Effective Check-Ins: Build Relationships and Performance
Sam Kalk • Published on Nov 29, 2020 • 5 min read
Regular manager meetings are one of the biggest points of potential leverage that organizations can make use of today. Easily overlooked and undervalued, the manager meeting, 1-on-1, or “Check-In” as we call it, can either develop or severely hinder the performance of employees as well as their motivation to do good work. The manager meeting is a grounding piece in the manager-employee relationship that builds trust, creates camaraderie, and fosters transparency that is invaluable to the employees’ career development. Productive Check-Ins can cover varying topics, but always contain a few integral portions that bolster the relationship and foster true career development for the individual contributor.
Make them Regular
The most important factor in running effective check-ins is to set them on a regular schedule. Employees and their managers should be able to depend on the fact that there is time set aside for them to connect and collaborate. Setting aside this time creates consistent space for employees to rely on and helps create an environment where their growth is the focus.
If meetings are only sporadically held, or worse, only at the employee’s request, the tone, purpose, and power dynamic of the meeting are not mutually understood or agreed upon.
Setting aside this time creates consistent space for employees to rely on and helps create an environment where their growth is the focus.
We recommend that managers set this time aside for each employee at a minimum of once a month, but find that (depending on the size of the team) weekly and bi-weekly Check-Ins can be even more beneficial. The frequency of the meeting should be determined by the needs and time constraints of the team.
Respect the Space
Because the tone of these regular meetings should be focused on career development and employee growth, it is imperative that both parties respect the time and space that they have devoted to each other. Ways to respect the space are:
As an employee this is the time to raise concerns, ask questions, and discover more about potential career paths.
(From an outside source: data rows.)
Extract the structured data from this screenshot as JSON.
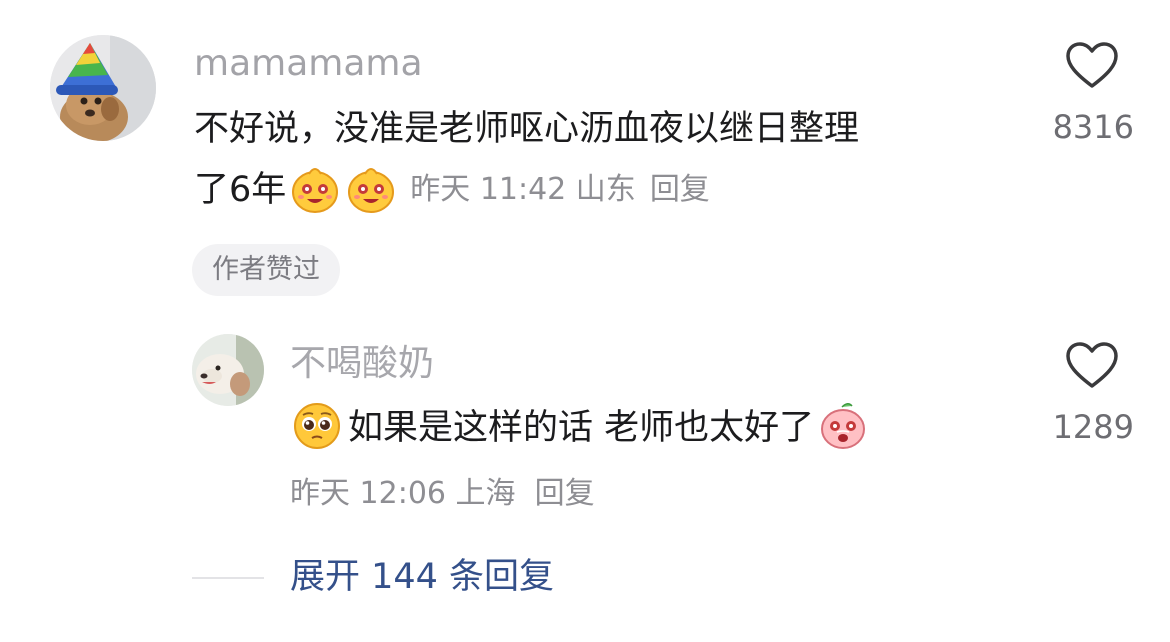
{
  "main_comment": {
    "username": "mamamama",
    "text_line1": "不好说，没准是老师呕心沥血夜以继日整理",
    "text_line2": "了6年",
    "emojis": [
      "smiling-face-emoji",
      "smiling-face-emoji"
    ],
    "meta": "昨天 11:42 山东",
    "reply_label": "回复",
    "likes": "8316",
    "badge": "作者赞过"
  },
  "reply_comment": {
    "username": "不喝酸奶",
    "emoji_before": "pleading-face-emoji",
    "text": "如果是这样的话 老师也太好了",
    "emoji_after": "peach-crying-emoji",
    "meta": "昨天 12:06 上海",
    "reply_label": "回复",
    "likes": "1289"
  },
  "expand": {
    "label": "展开 144 条回复"
  },
  "colors": {
    "text": "#1c1c1e",
    "username": "#a3a3a8",
    "meta": "#8e8e93",
    "link": "#34508a",
    "badge_bg": "#f2f2f4"
  }
}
Prepare for the meeting ahead of time by jotting down a few questions, important topics that you’d like to cover, even feedback that you’d like to give. Building an agenda for the meeting can be extremely helpful to make sure all important topics are covered.
As a manager, this is the time to listen, get feedback, and give professional guidance. Prepare for the time by understanding the possibilities available to employees, knowing their success metrics, and reading over the agenda before the meeting to avoid any surprise topics.
Be on Time
Timeliness shows respect for each other’s schedules and the subject matter to be covered within the meeting (personal and professional development). Arrive prepared at a time that shows this respect.
Distractions are everywhere, and it’s important that they don’t seep into the meeting. If in person, keep phones away from view and computers closed. If holding the meeting over video conference, be sure to turn notifications off on devices to ensure full attention is paid to the subject matter at hand.
A shared record of Check-Ins creates built-in accountability for managers and employees. By documenting meetings in a centralized location, managers and employees have a place to which they can return to remember action items and helpful guidance, to record important portions of conversations, to prepare for subsequent meetings, and even to help inform future manager-employee relationships after a promotion or personnel shakeup. Organizations that use Motis Grow use the Check-In function to keep a consistent record of Check-Ins with employees, which is maintained on the Timeline.
Focus on Why
Many resources on meeting management assert that it’s important that manager check-ins be positive in nature. In reality, ensuring that every manager meeting will be positive is unrealistic, and contrary to what is needed by a healthy employee-manager relationship. Employees still need to receive valuable constructive feedback, and managers need a way they can adequately address performance issues (we recommend a 5:1 ratio of positive to constructive feedback).
Instead of pushing towards the goal of fostering overall positivity, managers and employees alike should work to focus on their “why”, the intrinsic motivators that drive people at a deeper level. These might be the joy that they get through the work that they do, the feeling they get when they help others, the love they feel for their family, or the connection they share with their team. It is imperative that organizations aid their employees in discovering and developing these intrinsic motivators, an exercise that can make for one or a number of interesting Check-In conversations.
By connecting performance and growth to intrinsically held values, Check-Ins can deliver constructive feedback and development conversations in a context that bolsters feelings of autonomy and agency for employees in regards to their performance and overall career development.